10 Traits of highly effective families

Our termly talks by our LAD Centre therapists are such a wonderful inspiration to the parents and staff who are able to attend. This week Sia Rees and Rebecca Simpson, both Counselling Psychologists, presented a talk based on a Willow Creek Community Church podcast, which they adjusted and added to, on the topic of ‘Ten Traits of Highly Effective Families’. Here is a brief summary:

Today’s families have changed, many are blended families, with divorce or separation common. There are also increasing number of parents who travel a lot and more families with grandparents living with them. None of these things make a family any more or less meaningful or successful. The make-up of the family is not what counts – it’s what you do within your family, whatever the make-up is.  Here are ten traits that are seen in highly effective families:

1) Every person in the family feels treasured

This can be through the use of words and also actions. Set an example to your child in how to verbalize feelings: tell them how loved they are, what you like about them, what you’re proud of. Use birthdays and special occasions as opportunities to validate your children and don’t forget the daily actions like hugs, cuddles, high fives – whatever you can think of that grows a sense of them being special. Psychologist Steve Biddulph says, “Give children understanding and time, not criticism and money.”

2) Open communication

We need to be able to say difficult things graciously. Open communication is something you intentionally work on, and learning to “speak the truth in love to one another” starts with Mum and Dad. Listening is an important part of open communication and we know that boys talk better when sitting shoulder to shoulder rather than direct eye to eye. 

3) Celebrating uniqueness

Most families are made up of individuals who are complete polar opposites! The goal is to discover and encourage the uniqueness of each individual and to celebrate difference. This is really difficult because as much as we don’t want to admit it, we have preconceived ideas of what we want for our children. We have to try to let go of what we hope they will be, but rather facilitate who they are meant to be!

4) Feeling safe

Healthy families realise that some actions are so deeply harmful to an individual in the family that they need to be outlawed, for example abuse of any kind. The family needs to be a space of emotional safety in which you can create connections, rather than alienation or shame. 

5) Common faith

A strong, shared spiritual base is a foundation that can guide your family. It creates security and clarity, in a way it sets the ‘rules’ for the family. If you’re not especially spiritual as a family then work hard on creating a shared family ethos and teach your children those values from as early as possible. 

6) Respect

Parents should display respect and acceptance as a core value right from the start. 90% of communication is non-verbal and your children will treat people the way you do – think about how you treat kitchen staff, grounds staff, waiters or those who are physically and mentally challenged. Children learn acceptance from their parents – encourage them to be curious about difference and to stand up against racism or any person who is disrespecting another person.

7) Responsibility

You do your children no favors when you give them no responsibilities. As much as your children dislike responsibility, it is such an integral and important part of their growth.
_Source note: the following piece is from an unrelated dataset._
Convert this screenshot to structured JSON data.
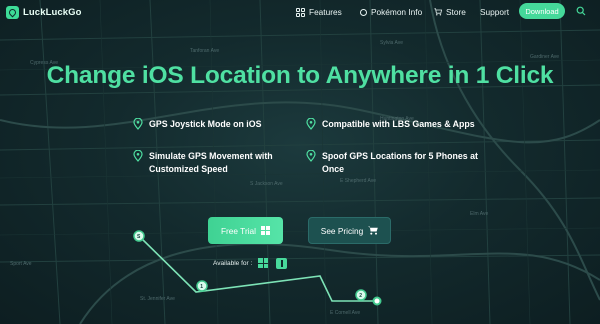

They need chores and they need to learn not to be takers. Healthy families instill responsibility in each other, without overloading your children or making them slaves! You need to access the amount of responsibility that is age appropriate and every year it will shift. Not only are chores important life skills, but they also instill a sense of dedication to their family, which is good both for the family and for the individual. 

8) Learn to play together

Play brings the family together and we learn about each other while playing. Playing removes stress, calms everyone down and makes everyone laugh. Whether the play is riding bikes, camping trips or board games, what matters is to invite engagement and get onto the same level as your child. 

9) Celebrate meaningful rituals and traditions

When you think back to your childhood, often what stands out are the little traditions and rituals. They are the little patterns we develop together – some come from your childhood, some we create together, some your children will create. The value behind rituals and traditions is a feeling of security and continuity into the future. 

10) Seek help

We all have points of tension and rough patches no matter how healthy our family is. Families are so fragile and it is so important to fix things when they go wrong. Work on creating a culture of open communication and remember that it takes a village to raise a child – talk to someone, go to a class, see a counselor, go to your church – seek help when you need it.

Highly effective families are those that have deep, meaningful and lasting connections. They are like an island of safety amidst the stormy sea of life. 

Thank you to Willow Creek Community Church for such a valuable podcast as the basis for this talk!